TASK INSTRUCTIONS> Give the number of lines in the records that include the word "ROCKS", and nothing besides.

Segment Start: MATERIAL FOR THE TASK

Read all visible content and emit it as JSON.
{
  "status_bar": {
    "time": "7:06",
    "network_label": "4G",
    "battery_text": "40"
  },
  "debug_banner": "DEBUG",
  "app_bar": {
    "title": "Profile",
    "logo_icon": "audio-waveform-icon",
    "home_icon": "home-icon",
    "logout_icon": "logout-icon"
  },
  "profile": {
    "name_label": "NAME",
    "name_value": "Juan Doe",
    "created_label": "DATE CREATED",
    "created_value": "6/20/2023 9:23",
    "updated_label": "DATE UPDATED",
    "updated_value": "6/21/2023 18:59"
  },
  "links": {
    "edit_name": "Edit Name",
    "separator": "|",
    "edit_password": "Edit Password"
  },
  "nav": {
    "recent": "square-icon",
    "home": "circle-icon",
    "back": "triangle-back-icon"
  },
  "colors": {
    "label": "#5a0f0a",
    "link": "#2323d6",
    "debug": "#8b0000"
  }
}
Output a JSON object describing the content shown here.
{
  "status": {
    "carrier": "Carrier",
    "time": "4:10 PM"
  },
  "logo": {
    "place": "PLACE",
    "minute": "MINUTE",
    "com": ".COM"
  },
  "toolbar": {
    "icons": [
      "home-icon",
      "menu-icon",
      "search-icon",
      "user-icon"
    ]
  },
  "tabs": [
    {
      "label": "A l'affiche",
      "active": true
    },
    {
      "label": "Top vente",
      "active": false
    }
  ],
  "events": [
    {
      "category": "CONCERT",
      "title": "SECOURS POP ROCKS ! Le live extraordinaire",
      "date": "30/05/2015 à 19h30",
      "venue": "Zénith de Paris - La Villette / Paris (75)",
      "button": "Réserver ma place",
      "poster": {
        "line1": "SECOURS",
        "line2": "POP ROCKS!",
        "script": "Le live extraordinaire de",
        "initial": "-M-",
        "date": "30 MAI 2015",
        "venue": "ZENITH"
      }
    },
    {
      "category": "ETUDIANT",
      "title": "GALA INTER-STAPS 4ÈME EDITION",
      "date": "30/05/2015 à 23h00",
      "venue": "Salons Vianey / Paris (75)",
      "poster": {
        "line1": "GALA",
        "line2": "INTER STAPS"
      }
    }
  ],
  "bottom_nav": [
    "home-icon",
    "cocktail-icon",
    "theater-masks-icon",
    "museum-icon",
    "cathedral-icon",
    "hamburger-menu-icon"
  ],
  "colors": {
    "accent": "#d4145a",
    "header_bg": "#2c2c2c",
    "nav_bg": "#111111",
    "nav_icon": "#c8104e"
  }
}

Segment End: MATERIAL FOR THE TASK

WRITTEN ANSWER> 2